◆ **ASSIGNED TASK**: Below are records; say how many of their lines include the word "name", giving nothing but the number.

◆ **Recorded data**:
▬▬▬

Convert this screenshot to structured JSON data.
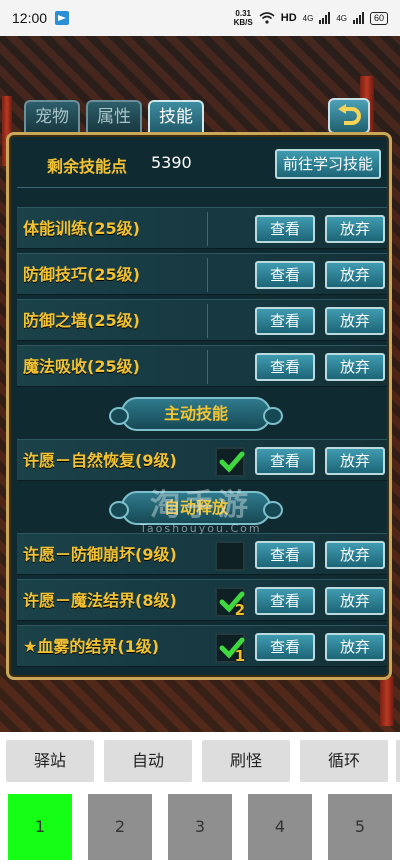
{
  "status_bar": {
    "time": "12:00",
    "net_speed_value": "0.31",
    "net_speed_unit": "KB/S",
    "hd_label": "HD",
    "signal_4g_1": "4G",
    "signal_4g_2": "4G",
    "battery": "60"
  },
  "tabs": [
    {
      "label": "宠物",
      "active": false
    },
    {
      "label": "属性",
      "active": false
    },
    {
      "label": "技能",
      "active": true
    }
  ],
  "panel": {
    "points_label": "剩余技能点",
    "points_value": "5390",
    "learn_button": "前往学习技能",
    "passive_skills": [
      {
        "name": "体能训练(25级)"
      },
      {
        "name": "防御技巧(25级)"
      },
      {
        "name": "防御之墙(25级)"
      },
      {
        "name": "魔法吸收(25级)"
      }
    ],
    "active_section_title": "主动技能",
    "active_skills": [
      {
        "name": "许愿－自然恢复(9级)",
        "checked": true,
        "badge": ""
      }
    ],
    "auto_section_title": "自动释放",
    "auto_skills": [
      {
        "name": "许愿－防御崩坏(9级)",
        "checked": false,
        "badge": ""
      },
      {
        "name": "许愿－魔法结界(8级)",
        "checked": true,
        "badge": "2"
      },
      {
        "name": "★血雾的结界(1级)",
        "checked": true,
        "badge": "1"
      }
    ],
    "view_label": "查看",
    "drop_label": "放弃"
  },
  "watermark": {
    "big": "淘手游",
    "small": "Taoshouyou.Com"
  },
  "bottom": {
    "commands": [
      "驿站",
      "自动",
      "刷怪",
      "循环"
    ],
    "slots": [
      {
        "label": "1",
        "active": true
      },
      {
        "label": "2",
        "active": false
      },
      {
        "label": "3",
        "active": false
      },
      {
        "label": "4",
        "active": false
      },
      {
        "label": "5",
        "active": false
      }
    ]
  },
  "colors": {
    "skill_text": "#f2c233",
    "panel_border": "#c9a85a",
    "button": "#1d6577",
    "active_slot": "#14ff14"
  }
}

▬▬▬

◆ **FINAL ANSWER**: 8